There are many moments in West Side Story that I think are wonderfully told, but I think that it’s quite stunning how the many subtle changes in the storytelling can make the most emotionally impactful moments resonate with viewers beautifully. But even as the central love story is a catalyst for the tragedy of West Side Story, Spielberg and Kushner work around that to make this into a story that is less about our own Romeo and Juliet but the real “west side” of New York. Tony and Maria have always been very thankless roles compared to the world they live in, but Spielberg directs both Ansel Elgort and Rachel Zegler to make the most out of what they can to make their romance one of many possibilities that things could change for the better, which has always been the heart of West Side Story – regardless of what people around them decide. And much like Romeo and Juliet, we all know it results in tragedy, which Spielberg’s sentimentality doesn’t get in the way of, but it aids in this case because of how much of this film is told through the eyes of youth in 1950’s America.
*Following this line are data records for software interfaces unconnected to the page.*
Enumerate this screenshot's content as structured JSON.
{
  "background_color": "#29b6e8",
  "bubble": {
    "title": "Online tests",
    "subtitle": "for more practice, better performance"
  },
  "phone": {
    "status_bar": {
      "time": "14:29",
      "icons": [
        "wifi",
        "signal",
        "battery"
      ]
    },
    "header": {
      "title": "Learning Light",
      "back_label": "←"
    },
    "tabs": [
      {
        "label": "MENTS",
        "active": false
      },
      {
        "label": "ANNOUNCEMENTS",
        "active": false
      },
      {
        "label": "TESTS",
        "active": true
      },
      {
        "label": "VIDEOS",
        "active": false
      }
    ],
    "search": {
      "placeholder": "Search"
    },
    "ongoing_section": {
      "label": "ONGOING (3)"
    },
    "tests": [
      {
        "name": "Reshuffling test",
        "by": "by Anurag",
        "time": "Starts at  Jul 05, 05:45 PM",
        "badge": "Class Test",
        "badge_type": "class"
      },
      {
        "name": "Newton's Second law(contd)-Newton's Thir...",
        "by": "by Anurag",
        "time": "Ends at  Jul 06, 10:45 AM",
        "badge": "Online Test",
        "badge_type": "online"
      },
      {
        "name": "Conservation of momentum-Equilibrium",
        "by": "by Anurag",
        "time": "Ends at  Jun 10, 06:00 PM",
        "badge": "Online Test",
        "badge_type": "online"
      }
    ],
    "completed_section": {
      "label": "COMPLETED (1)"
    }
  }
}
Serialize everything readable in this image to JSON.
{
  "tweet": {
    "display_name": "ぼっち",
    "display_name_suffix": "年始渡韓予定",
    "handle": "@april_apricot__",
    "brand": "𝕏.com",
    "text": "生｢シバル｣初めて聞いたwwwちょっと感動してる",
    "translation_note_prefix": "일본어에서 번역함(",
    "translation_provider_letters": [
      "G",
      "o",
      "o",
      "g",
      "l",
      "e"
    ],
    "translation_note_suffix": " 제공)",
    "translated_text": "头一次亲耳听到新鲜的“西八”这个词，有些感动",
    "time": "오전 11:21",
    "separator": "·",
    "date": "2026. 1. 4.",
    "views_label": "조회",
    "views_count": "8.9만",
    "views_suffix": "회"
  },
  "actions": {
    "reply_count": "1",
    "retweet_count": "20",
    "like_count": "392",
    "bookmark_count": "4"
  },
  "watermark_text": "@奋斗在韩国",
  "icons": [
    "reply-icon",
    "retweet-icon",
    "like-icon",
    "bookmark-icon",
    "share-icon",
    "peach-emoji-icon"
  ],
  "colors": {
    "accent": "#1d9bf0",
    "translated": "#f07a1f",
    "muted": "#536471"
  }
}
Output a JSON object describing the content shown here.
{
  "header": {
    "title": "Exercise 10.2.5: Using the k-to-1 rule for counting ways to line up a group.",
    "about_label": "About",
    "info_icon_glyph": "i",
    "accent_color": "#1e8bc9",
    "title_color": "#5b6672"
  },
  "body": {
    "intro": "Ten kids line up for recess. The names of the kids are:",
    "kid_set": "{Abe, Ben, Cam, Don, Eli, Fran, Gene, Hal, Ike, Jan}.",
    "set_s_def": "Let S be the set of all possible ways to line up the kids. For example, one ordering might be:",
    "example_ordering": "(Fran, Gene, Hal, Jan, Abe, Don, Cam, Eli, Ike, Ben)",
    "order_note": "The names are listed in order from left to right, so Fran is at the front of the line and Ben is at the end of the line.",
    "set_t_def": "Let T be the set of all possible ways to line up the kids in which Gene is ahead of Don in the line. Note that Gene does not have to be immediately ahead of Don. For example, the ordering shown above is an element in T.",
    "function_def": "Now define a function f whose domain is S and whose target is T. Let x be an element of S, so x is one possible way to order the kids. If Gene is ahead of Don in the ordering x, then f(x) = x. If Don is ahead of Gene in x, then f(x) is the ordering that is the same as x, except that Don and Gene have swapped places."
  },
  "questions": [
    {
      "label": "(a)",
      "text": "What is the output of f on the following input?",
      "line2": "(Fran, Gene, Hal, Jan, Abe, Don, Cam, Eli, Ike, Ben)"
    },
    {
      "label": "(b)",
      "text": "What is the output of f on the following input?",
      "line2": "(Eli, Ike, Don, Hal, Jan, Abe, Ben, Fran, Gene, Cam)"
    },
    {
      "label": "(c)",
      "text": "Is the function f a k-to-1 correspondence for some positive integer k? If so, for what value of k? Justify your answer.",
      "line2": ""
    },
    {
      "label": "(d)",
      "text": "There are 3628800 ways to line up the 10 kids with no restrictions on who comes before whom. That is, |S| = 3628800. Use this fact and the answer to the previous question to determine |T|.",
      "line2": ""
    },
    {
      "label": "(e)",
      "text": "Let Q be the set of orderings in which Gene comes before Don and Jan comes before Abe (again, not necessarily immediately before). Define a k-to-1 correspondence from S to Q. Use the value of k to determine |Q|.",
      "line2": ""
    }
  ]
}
If you told me years ago that West Side Story was going to be remade, I surely would have asked the same thing: but even I always wondered how exactly Steven Spielberg could deliver as his first musical. Spielberg doesn’t only deliver what I think is his best film in over fifteen years, he brings to the screen what may be the single greatest American musical film in around twenty years. This story has always been one that remained timeless, but Spielberg’s approach is one that compliments it beautifully. But another thought that was on my mind after having seen West Side Story for the first time was that it just feels beautiful to me that while the 20th century had their own great cinematic iteration of West Side Story in 1961, sixty years later we would not only have a great one for the 21st century, but a reminder for how things haven’t changed much in the years since, as the story comes back to us in a way that resonates with modern viewers. West Side Story is a truly beautiful film all around and a reminder that Spielberg has never lost it, he was just saving up his energy for the best.
Watch the trailer right here.
All images via 20th Century Studios.
Directed by Steven Spielberg
Screenplay by Tony Kushner, based on the Broadway musical by Jerome Robbins, Leonard Bernstein, Stephen Sondheim, and Arthur Laurents
Produced by Steven Spielberg, Kristie Macosko Krieger, Kevin McCollum
Starring Ansel Elgort, Ariana DeBose, David Alvarez, Mike Faist, Rita Moreno, Rachel Zegler
Release Date: December 10, 2021
Running Time: 156 minutes